Among the entries below, count the lines holding the string "letter". Respond with the number alone.

App and web page records
- - -

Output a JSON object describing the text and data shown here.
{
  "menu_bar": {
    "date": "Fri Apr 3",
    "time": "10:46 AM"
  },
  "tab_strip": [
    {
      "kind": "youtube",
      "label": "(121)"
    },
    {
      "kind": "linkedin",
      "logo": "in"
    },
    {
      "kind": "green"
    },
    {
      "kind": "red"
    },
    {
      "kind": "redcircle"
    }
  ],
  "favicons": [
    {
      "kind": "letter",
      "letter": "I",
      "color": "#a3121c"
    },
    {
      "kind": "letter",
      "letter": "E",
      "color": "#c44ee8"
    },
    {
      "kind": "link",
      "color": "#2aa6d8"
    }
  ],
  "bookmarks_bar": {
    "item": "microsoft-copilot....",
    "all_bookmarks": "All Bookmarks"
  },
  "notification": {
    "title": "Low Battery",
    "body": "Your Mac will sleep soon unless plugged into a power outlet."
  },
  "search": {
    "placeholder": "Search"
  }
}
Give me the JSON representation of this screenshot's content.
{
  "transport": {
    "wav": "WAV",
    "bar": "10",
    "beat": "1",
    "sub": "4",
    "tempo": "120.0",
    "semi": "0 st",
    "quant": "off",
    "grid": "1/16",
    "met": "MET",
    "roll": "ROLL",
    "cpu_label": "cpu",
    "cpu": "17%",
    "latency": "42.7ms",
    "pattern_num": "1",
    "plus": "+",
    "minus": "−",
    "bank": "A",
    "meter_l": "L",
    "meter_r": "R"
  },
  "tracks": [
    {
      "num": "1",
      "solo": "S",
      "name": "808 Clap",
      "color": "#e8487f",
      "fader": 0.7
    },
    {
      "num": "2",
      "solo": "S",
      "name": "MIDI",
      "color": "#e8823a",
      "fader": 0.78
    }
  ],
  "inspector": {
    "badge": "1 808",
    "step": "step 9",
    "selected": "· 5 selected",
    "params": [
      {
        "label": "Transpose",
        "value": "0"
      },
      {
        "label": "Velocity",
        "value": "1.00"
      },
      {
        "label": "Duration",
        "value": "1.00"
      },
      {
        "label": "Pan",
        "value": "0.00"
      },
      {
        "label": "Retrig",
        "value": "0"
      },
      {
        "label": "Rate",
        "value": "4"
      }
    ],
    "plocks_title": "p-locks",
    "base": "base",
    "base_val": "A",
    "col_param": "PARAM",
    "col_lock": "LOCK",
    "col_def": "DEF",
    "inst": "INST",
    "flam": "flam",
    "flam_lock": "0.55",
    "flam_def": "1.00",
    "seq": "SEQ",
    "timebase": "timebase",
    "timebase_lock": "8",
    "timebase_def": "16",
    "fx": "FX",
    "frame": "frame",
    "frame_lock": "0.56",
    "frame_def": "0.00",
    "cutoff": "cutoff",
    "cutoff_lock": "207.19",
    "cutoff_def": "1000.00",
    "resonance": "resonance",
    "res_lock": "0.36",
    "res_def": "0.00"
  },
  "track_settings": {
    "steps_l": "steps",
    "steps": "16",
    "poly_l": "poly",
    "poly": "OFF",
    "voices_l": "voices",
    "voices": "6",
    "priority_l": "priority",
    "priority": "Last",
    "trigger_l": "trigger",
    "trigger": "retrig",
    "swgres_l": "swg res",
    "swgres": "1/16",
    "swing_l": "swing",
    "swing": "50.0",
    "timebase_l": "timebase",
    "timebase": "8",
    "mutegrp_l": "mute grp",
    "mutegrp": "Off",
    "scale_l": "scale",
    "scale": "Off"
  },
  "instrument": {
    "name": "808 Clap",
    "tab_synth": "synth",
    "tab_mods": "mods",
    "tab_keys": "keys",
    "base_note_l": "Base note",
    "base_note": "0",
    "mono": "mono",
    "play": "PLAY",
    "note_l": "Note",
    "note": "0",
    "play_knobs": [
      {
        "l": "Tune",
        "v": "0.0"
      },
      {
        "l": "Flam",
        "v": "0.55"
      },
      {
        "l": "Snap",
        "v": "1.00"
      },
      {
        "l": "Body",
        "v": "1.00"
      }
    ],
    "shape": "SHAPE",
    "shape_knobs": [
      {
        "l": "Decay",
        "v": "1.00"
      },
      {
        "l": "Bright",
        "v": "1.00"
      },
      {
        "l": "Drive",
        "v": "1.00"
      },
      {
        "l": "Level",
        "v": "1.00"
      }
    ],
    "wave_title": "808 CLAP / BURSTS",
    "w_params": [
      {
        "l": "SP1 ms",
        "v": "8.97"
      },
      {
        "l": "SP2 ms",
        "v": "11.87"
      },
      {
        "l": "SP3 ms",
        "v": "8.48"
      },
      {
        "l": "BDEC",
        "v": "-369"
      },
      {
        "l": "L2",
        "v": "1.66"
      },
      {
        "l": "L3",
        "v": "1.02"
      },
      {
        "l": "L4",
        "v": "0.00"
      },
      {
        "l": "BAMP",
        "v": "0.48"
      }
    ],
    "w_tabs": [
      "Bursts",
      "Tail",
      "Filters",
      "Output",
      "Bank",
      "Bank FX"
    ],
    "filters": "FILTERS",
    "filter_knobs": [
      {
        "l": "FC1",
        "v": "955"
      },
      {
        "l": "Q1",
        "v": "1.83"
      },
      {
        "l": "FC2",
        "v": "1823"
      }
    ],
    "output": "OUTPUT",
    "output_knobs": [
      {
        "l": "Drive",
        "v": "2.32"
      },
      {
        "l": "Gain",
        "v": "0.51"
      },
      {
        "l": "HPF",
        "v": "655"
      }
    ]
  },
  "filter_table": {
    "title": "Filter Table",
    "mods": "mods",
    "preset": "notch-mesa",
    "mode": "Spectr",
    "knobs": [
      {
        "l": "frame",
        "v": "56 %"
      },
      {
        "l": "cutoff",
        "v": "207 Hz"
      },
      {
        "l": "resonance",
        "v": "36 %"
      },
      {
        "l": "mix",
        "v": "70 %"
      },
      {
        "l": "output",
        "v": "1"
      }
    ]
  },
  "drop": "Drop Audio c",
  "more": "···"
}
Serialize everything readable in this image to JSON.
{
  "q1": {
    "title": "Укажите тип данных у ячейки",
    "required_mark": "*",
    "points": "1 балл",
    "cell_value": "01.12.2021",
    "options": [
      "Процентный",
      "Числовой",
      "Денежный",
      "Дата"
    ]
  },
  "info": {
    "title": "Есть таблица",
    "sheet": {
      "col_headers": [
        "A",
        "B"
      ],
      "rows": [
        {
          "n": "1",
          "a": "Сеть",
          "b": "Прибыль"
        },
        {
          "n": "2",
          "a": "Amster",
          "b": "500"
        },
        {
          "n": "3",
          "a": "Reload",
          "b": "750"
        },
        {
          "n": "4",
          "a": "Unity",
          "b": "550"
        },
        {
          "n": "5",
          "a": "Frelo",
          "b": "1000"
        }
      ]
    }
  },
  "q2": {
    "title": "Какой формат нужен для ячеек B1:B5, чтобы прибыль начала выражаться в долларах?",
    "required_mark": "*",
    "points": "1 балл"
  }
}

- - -

Solution to the problem: 4